The problem with this is that a leaf tissue sample is a composite sample that comes from many trees in a block. If the composite sample’s average zinc tissue concentration is only 15 ppm, then it stands to reason that some trees will be at or above this average (i.e., sufficient for zinc) while others will be below it (i.e., deficient for zinc). So, the question for managing orchard zinc nutrition becomes: how high does this average zinc concentration in the composite sample need to be to ensure that there are not a lot of trees below the 15 ppm zinc deficiency threshold?
A fourth related study was conducted in a zinc-EDTA fertigated (no foliar zinc applied) ‘Western’ and ‘Wichita’ pecan orchard in Cochise County, Arizona, to answer this question by characterizing the tree-to-tree variability in leaf tissue zinc concentration across the block over two growing seasons (Smith et al., 2022). This study was funded by the USDA Specialty Crops Research Initiative (USDA-NIFA-SCRI 2016-51181-25408) and research donations from the Arizona Pecan Growers Association.
In 2018, the first year of the study, leaflets were sampled and analyzed for zinc from 119 individual trees (17 ‘Western’; 102 ‘Wichita’). In 2019, leaflets were sampled and analyzed for zinc from 153 individual trees (51 ‘Western’; 102 ‘Wichita’). The average zinc concentration for ‘Wichita’ was 19 ppm in 2018 and 18 ppm in 2019, while it was a little higher in ‘Western’ at 23 ppm in 2018 and 25 ppm in 2019. Some of the trees were well below the 15 ppm deficiency threshold, especially in the ‘Wichitas.’ The tree-to-tree variability in zinc was not related to differences in soil properties in the orchard, which suggests that genetic differences among the seedling rootstocks may have caused these patterns in zinc nutrition.
Assuming that an orchard block has the same variability in leaf zinc concentration as this Arizona study orchard, and assuming a composite leaf sample collected from 35 trees in the block, the minimum average leaflet tissue zinc concentration necessary to be sure that fewer than 5% of trees were zinc deficient (<15 ppm) was 28 ppm. These results confirm the earlier suggestion by Walworth and Heerema (2019) that “…30 ppm is a safe minimum ‘orchard-level’ leaf zinc concentration” for pecans fertilized with zinc EDTA applied to the soil via the irrigation water.
Sources and Further Reading
Heerema, R. 2013. Diagnosing nutrient disorders of New Mexico pecans. NMSU Extension Guide H-658.
Heerema, R.J., D. VanLeeuwen, M.Y. Thompson, J.D. Sherman, M.J. Comeau, and J.L. Walworth. 2017. Leaf photosynthesis of immature ‘Wichita’ is increased by soil-application of zinc-EDTA. Journal of the American Society for Horticultural Science 142(1): 27-35.

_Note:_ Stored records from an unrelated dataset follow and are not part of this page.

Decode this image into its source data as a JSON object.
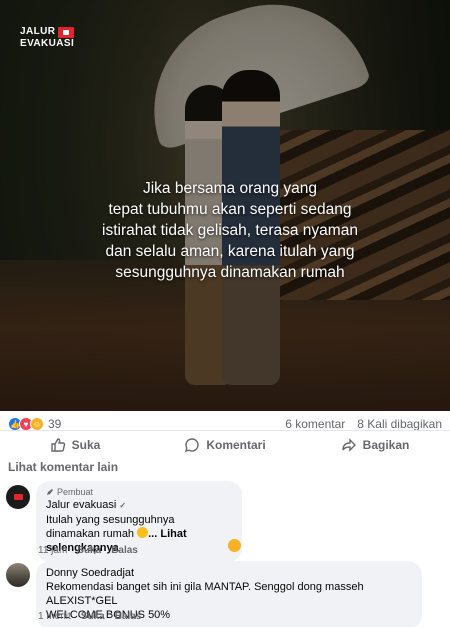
{
  "brand": {
    "line1": "JALUR",
    "line2": "EVAKUASI"
  },
  "post": {
    "quote_lines": [
      "Jika bersama orang yang",
      "tepat tubuhmu akan seperti sedang",
      "istirahat tidak gelisah, terasa nyaman",
      "dan selalu aman, karena itulah yang",
      "sesungguhnya dinamakan rumah"
    ]
  },
  "summary": {
    "reaction_count": "39",
    "comments": "6 komentar",
    "shares": "8 Kali dibagikan"
  },
  "actions": {
    "like": "Suka",
    "comment": "Komentari",
    "share": "Bagikan"
  },
  "more_comments": "Lihat komentar lain",
  "comments": [
    {
      "badge": "Pembuat",
      "author": "Jalur evakuasi",
      "text_line1": "Itulah yang sesungguhnya",
      "text_line2": "dinamakan rumah",
      "see_more": "... Lihat selengkapnya",
      "time": "11 jam",
      "like": "Suka",
      "reply": "Balas"
    },
    {
      "author": "Donny Soedradjat",
      "text_line1": "Rekomendasi banget sih ini gila MANTAP. Senggol dong masseh ALEXIST*GEL",
      "text_line2": "WELCOME BONUS 50%",
      "time": "1 menit",
      "like": "Suka",
      "reply": "Balas"
    }
  ],
  "colors": {
    "like_blue": "#1877f2",
    "love_red": "#f33e58",
    "haha_yellow": "#f7b125",
    "muted_text": "#65676b",
    "bubble_bg": "#f0f2f5"
  },
  "icons": [
    "like-thumb-icon",
    "comment-bubble-icon",
    "share-arrow-icon",
    "pencil-icon",
    "verified-icon",
    "haha-emoji-icon"
  ]
}
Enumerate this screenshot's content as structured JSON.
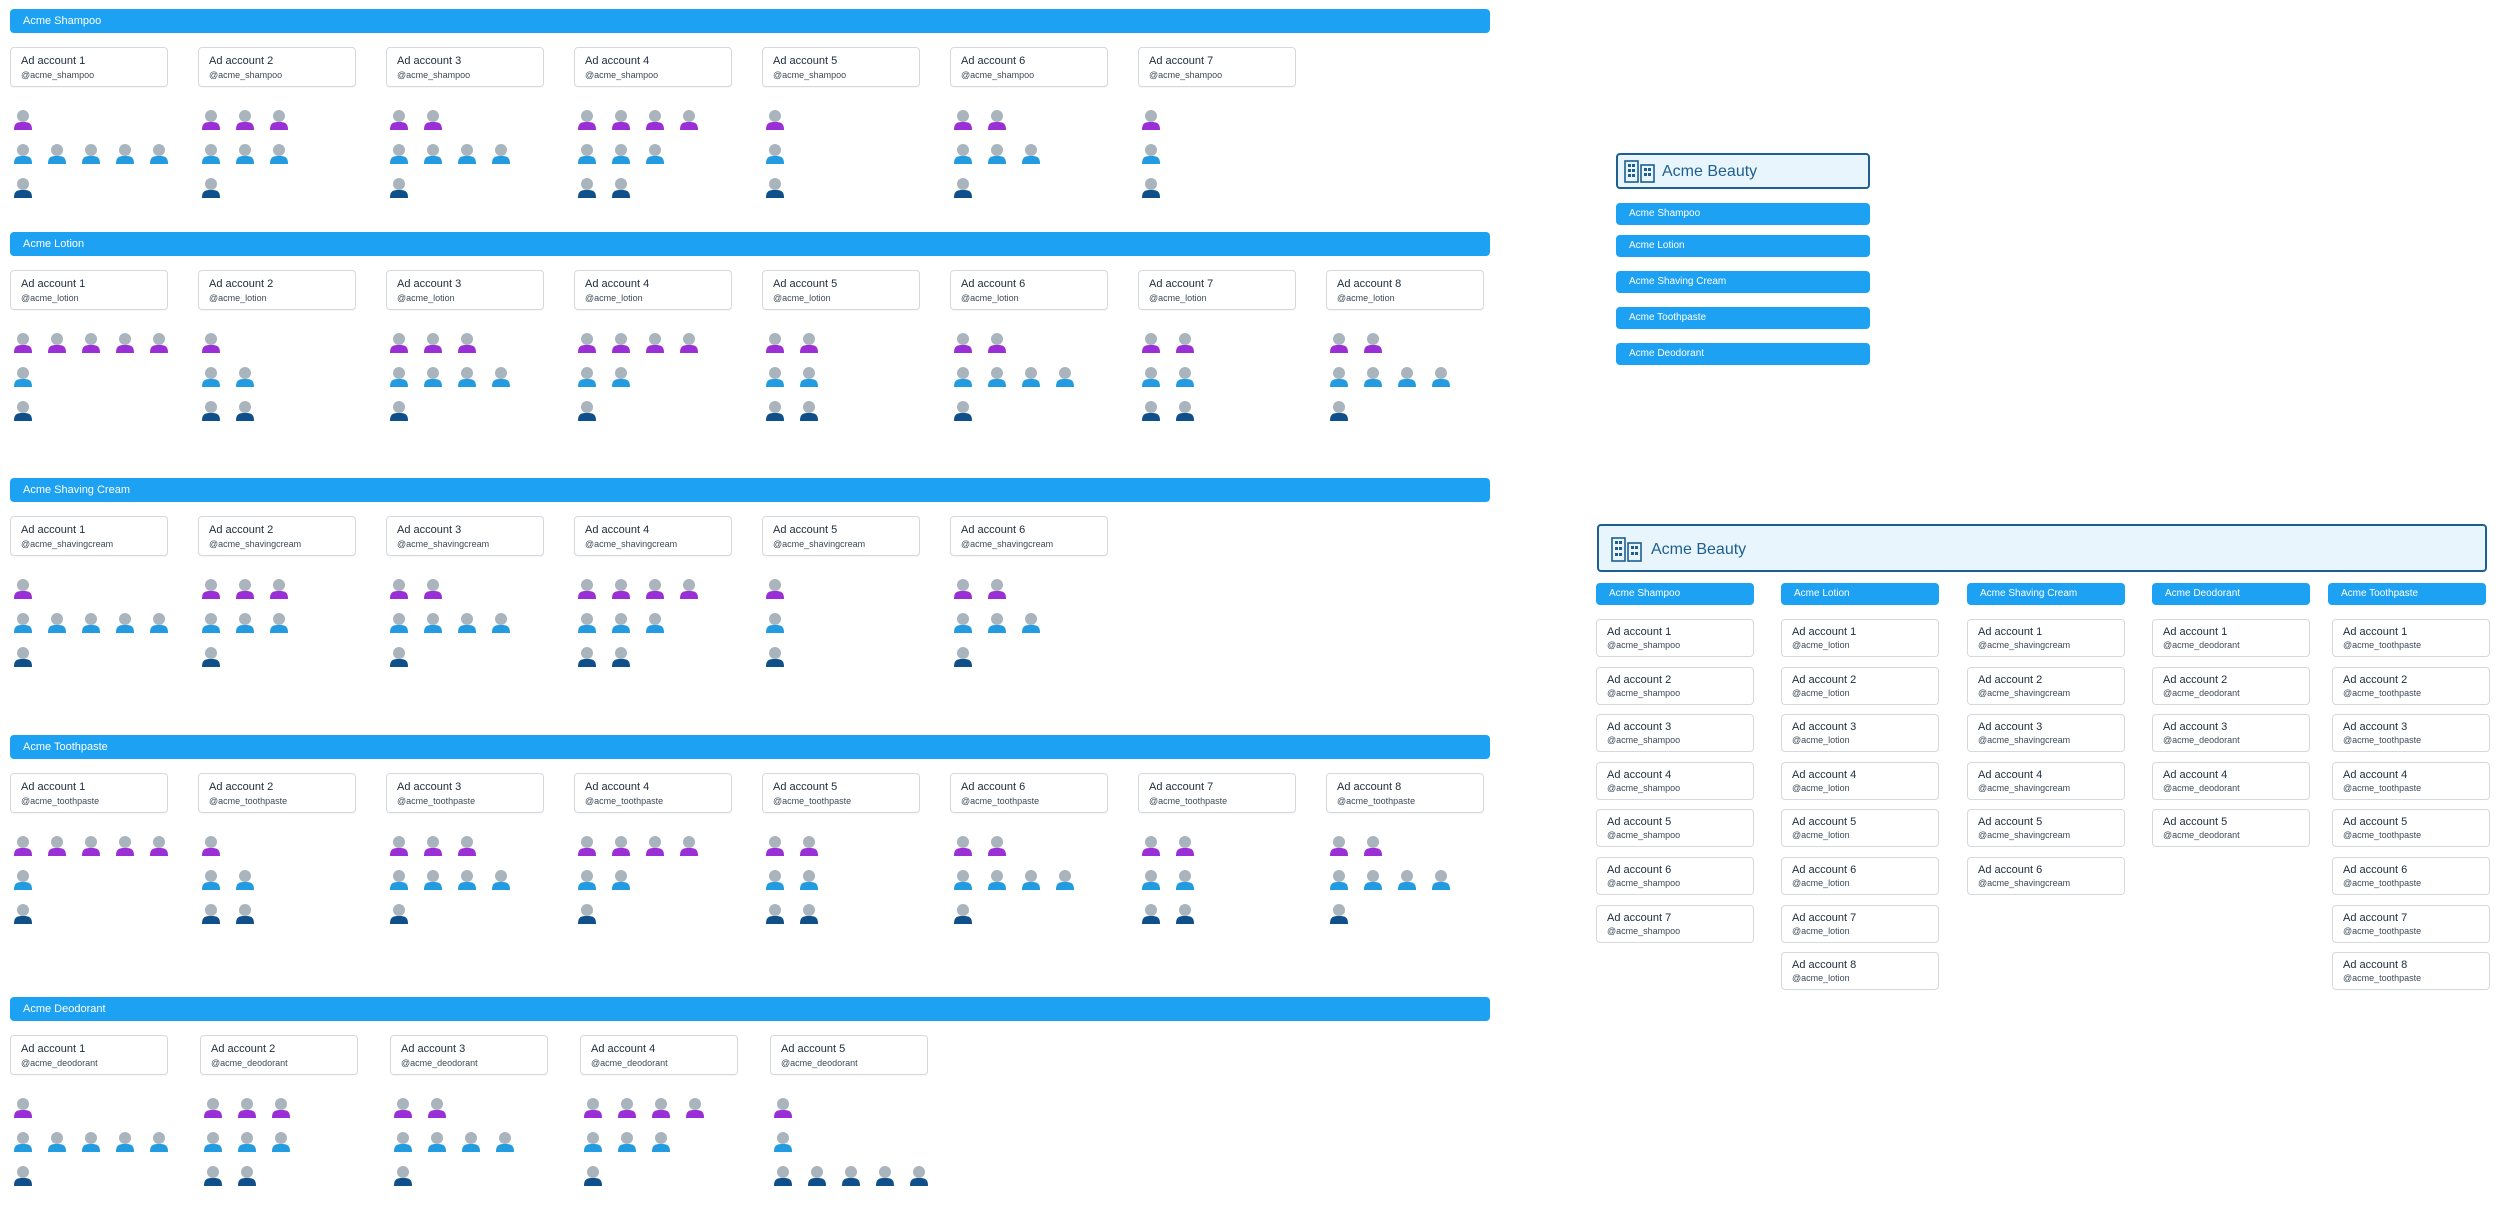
{
  "colors": {
    "bar": "#1da1f2",
    "purple": "#9b2fd6",
    "light_blue": "#239be0",
    "dark_blue": "#10508a",
    "head": "#a9b4bd",
    "accent_border": "#1e5f8f"
  },
  "icons": {
    "person": "person-icon",
    "building": "building-icon"
  },
  "brands": [
    {
      "name": "Acme Shampoo",
      "accounts": [
        {
          "name": "Ad account 1",
          "handle": "@acme_shampoo",
          "people": [
            1,
            5,
            1
          ]
        },
        {
          "name": "Ad account 2",
          "handle": "@acme_shampoo",
          "people": [
            3,
            3,
            1
          ]
        },
        {
          "name": "Ad account 3",
          "handle": "@acme_shampoo",
          "people": [
            2,
            4,
            1
          ]
        },
        {
          "name": "Ad account 4",
          "handle": "@acme_shampoo",
          "people": [
            4,
            3,
            2
          ]
        },
        {
          "name": "Ad account 5",
          "handle": "@acme_shampoo",
          "people": [
            1,
            1,
            1
          ]
        },
        {
          "name": "Ad account 6",
          "handle": "@acme_shampoo",
          "people": [
            2,
            3,
            1
          ]
        },
        {
          "name": "Ad account 7",
          "handle": "@acme_shampoo",
          "people": [
            1,
            1,
            1
          ]
        }
      ]
    },
    {
      "name": "Acme Lotion",
      "accounts": [
        {
          "name": "Ad account 1",
          "handle": "@acme_lotion",
          "people": [
            5,
            1,
            1
          ]
        },
        {
          "name": "Ad account 2",
          "handle": "@acme_lotion",
          "people": [
            1,
            2,
            2
          ]
        },
        {
          "name": "Ad account 3",
          "handle": "@acme_lotion",
          "people": [
            3,
            4,
            1
          ]
        },
        {
          "name": "Ad account 4",
          "handle": "@acme_lotion",
          "people": [
            4,
            2,
            1
          ]
        },
        {
          "name": "Ad account 5",
          "handle": "@acme_lotion",
          "people": [
            2,
            2,
            2
          ]
        },
        {
          "name": "Ad account 6",
          "handle": "@acme_lotion",
          "people": [
            2,
            4,
            1
          ]
        },
        {
          "name": "Ad account 7",
          "handle": "@acme_lotion",
          "people": [
            2,
            2,
            2
          ]
        },
        {
          "name": "Ad account 8",
          "handle": "@acme_lotion",
          "people": [
            2,
            4,
            1
          ]
        }
      ]
    },
    {
      "name": "Acme Shaving Cream",
      "accounts": [
        {
          "name": "Ad account 1",
          "handle": "@acme_shavingcream",
          "people": [
            1,
            5,
            1
          ]
        },
        {
          "name": "Ad account 2",
          "handle": "@acme_shavingcream",
          "people": [
            3,
            3,
            1
          ]
        },
        {
          "name": "Ad account 3",
          "handle": "@acme_shavingcream",
          "people": [
            2,
            4,
            1
          ]
        },
        {
          "name": "Ad account 4",
          "handle": "@acme_shavingcream",
          "people": [
            4,
            3,
            2
          ]
        },
        {
          "name": "Ad account 5",
          "handle": "@acme_shavingcream",
          "people": [
            1,
            1,
            1
          ]
        },
        {
          "name": "Ad account 6",
          "handle": "@acme_shavingcream",
          "people": [
            2,
            3,
            1
          ]
        }
      ]
    },
    {
      "name": "Acme Toothpaste",
      "accounts": [
        {
          "name": "Ad account 1",
          "handle": "@acme_toothpaste",
          "people": [
            5,
            1,
            1
          ]
        },
        {
          "name": "Ad account 2",
          "handle": "@acme_toothpaste",
          "people": [
            1,
            2,
            2
          ]
        },
        {
          "name": "Ad account 3",
          "handle": "@acme_toothpaste",
          "people": [
            3,
            4,
            1
          ]
        },
        {
          "name": "Ad account 4",
          "handle": "@acme_toothpaste",
          "people": [
            4,
            2,
            1
          ]
        },
        {
          "name": "Ad account 5",
          "handle": "@acme_toothpaste",
          "people": [
            2,
            2,
            2
          ]
        },
        {
          "name": "Ad account 6",
          "handle": "@acme_toothpaste",
          "people": [
            2,
            4,
            1
          ]
        },
        {
          "name": "Ad account 7",
          "handle": "@acme_toothpaste",
          "people": [
            2,
            2,
            2
          ]
        },
        {
          "name": "Ad account 8",
          "handle": "@acme_toothpaste",
          "people": [
            2,
            4,
            1
          ]
        }
      ]
    },
    {
      "name": "Acme Deodorant",
      "accounts": [
        {
          "name": "Ad account 1",
          "handle": "@acme_deodorant",
          "people": [
            1,
            5,
            1
          ]
        },
        {
          "name": "Ad account 2",
          "handle": "@acme_deodorant",
          "people": [
            3,
            3,
            2
          ]
        },
        {
          "name": "Ad account 3",
          "handle": "@acme_deodorant",
          "people": [
            2,
            4,
            1
          ]
        },
        {
          "name": "Ad account 4",
          "handle": "@acme_deodorant",
          "people": [
            4,
            3,
            1
          ]
        },
        {
          "name": "Ad account 5",
          "handle": "@acme_deodorant",
          "people": [
            1,
            1,
            5
          ]
        }
      ]
    }
  ],
  "summary_small": {
    "title": "Acme Beauty",
    "brands": [
      "Acme Shampoo",
      "Acme Lotion",
      "Acme Shaving Cream",
      "Acme Toothpaste",
      "Acme Deodorant"
    ]
  },
  "summary_large": {
    "title": "Acme Beauty",
    "columns": [
      {
        "name": "Acme Shampoo",
        "handle": "@acme_shampoo",
        "accounts": [
          "Ad account 1",
          "Ad account 2",
          "Ad account 3",
          "Ad account 4",
          "Ad account 5",
          "Ad account 6",
          "Ad account 7"
        ]
      },
      {
        "name": "Acme Lotion",
        "handle": "@acme_lotion",
        "accounts": [
          "Ad account 1",
          "Ad account 2",
          "Ad account 3",
          "Ad account 4",
          "Ad account 5",
          "Ad account 6",
          "Ad account 7",
          "Ad account 8"
        ]
      },
      {
        "name": "Acme Shaving Cream",
        "handle": "@acme_shavingcream",
        "accounts": [
          "Ad account 1",
          "Ad account 2",
          "Ad account 3",
          "Ad account 4",
          "Ad account 5",
          "Ad account 6"
        ]
      },
      {
        "name": "Acme Deodorant",
        "handle": "@acme_deodorant",
        "accounts": [
          "Ad account 1",
          "Ad account 2",
          "Ad account 3",
          "Ad account 4",
          "Ad account 5"
        ]
      },
      {
        "name": "Acme Toothpaste",
        "handle": "@acme_toothpaste",
        "accounts": [
          "Ad account 1",
          "Ad account 2",
          "Ad account 3",
          "Ad account 4",
          "Ad account 5",
          "Ad account 6",
          "Ad account 7",
          "Ad account 8"
        ]
      }
    ]
  }
}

Smith, C. A., D. VanLeeuwen, R.J. Heerema, J. D. Sherman, M. J. Comeau, and J. L. Walworth. 2022. Zinc variability in pecan orchards: Implications for leaf sampling and nutrient recommendations. HortScience, 57(4), 550-557.
Smith, C.A., J.L. Walworth, M.J. Comeau, R.J. Heerema, and J.D. Sherman. 2021. Does foliar zinc application boost leaf photosynthesis of ‘Wichita’ pecan fertigated with zinc-EDTA? HortScience 56(5): 579-582.
Walworth, J. and R. Heerema. 2019. Zinc management in arid region pecan orchards. University of Arizona Extension Guide 1789.
Walworth, J.L., S.A. White, M.J. Comeau, and R.J. Heerema. 2017. Soil-applied Zn-EDTA: Vegetative growth, nut production, and nutrient acquisition of immature pecan grown in an alkaline, calcareous soil. HortScience 52(2): 301-305.